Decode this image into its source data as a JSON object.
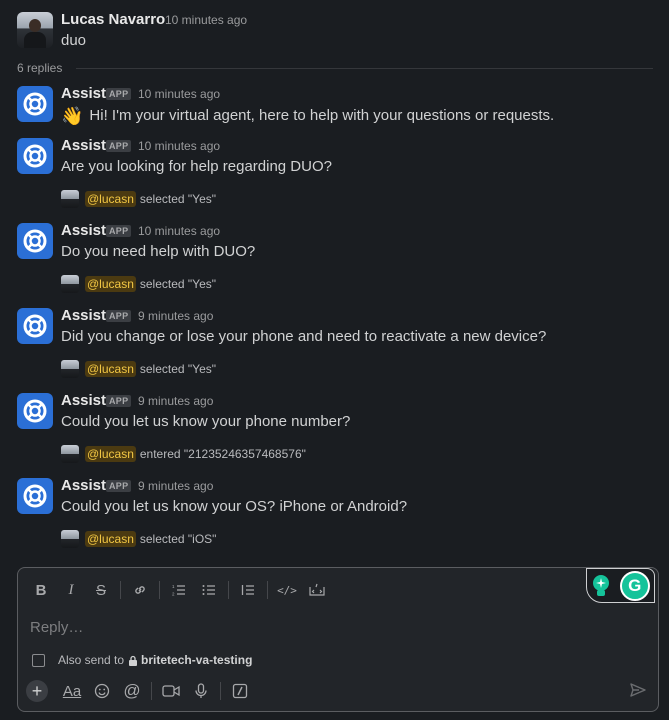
{
  "parent": {
    "author": "Lucas Navarro",
    "time": "10 minutes ago",
    "text": "duo"
  },
  "thread": {
    "replies_label": "6 replies"
  },
  "messages": [
    {
      "sender": "Assist",
      "badge": "APP",
      "time": "10 minutes ago",
      "text": "Hi! I'm your virtual agent, here to help with your questions or requests.",
      "emoji": "👋"
    },
    {
      "sender": "Assist",
      "badge": "APP",
      "time": "10 minutes ago",
      "text": "Are you looking for help regarding DUO?",
      "mention": "@lucasn",
      "action": "selected \"Yes\""
    },
    {
      "sender": "Assist",
      "badge": "APP",
      "time": "10 minutes ago",
      "text": "Do you need help with DUO?",
      "mention": "@lucasn",
      "action": "selected \"Yes\""
    },
    {
      "sender": "Assist",
      "badge": "APP",
      "time": "9 minutes ago",
      "text": "Did you change or lose your phone and need to reactivate a new device?",
      "mention": "@lucasn",
      "action": "selected \"Yes\""
    },
    {
      "sender": "Assist",
      "badge": "APP",
      "time": "9 minutes ago",
      "text": "Could you let us know your phone number?",
      "mention": "@lucasn",
      "action": "entered \"21235246357468576\""
    },
    {
      "sender": "Assist",
      "badge": "APP",
      "time": "9 minutes ago",
      "text": "Could you let us know your OS? iPhone or Android?",
      "mention": "@lucasn",
      "action": "selected \"iOS\""
    }
  ],
  "composer": {
    "placeholder": "Reply…",
    "also_send_label": "Also send to",
    "channel": "britetech-va-testing",
    "format_text_label": "Aa"
  },
  "icons": {
    "bold": "B",
    "italic": "I",
    "strike": "S",
    "link": "link-icon",
    "ordered_list": "ordered-list-icon",
    "bullet_list": "bullet-list-icon",
    "quote": "blockquote-icon",
    "code": "</>",
    "code_block": "code-block-icon",
    "plus": "+",
    "emoji": "emoji-icon",
    "mention": "@",
    "video": "video-icon",
    "mic": "microphone-icon",
    "shortcut": "slash-icon",
    "send": "send-icon",
    "grammarly": "G",
    "assist_bulb": "lightbulb-icon"
  },
  "colors": {
    "background": "#1a1d21",
    "bot_avatar": "#2b6fd6",
    "mention_bg": "#4b3a11",
    "mention_text": "#f2c744",
    "grammarly": "#15c39a"
  }
}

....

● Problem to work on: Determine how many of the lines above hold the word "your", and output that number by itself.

● Response for this exercise: 4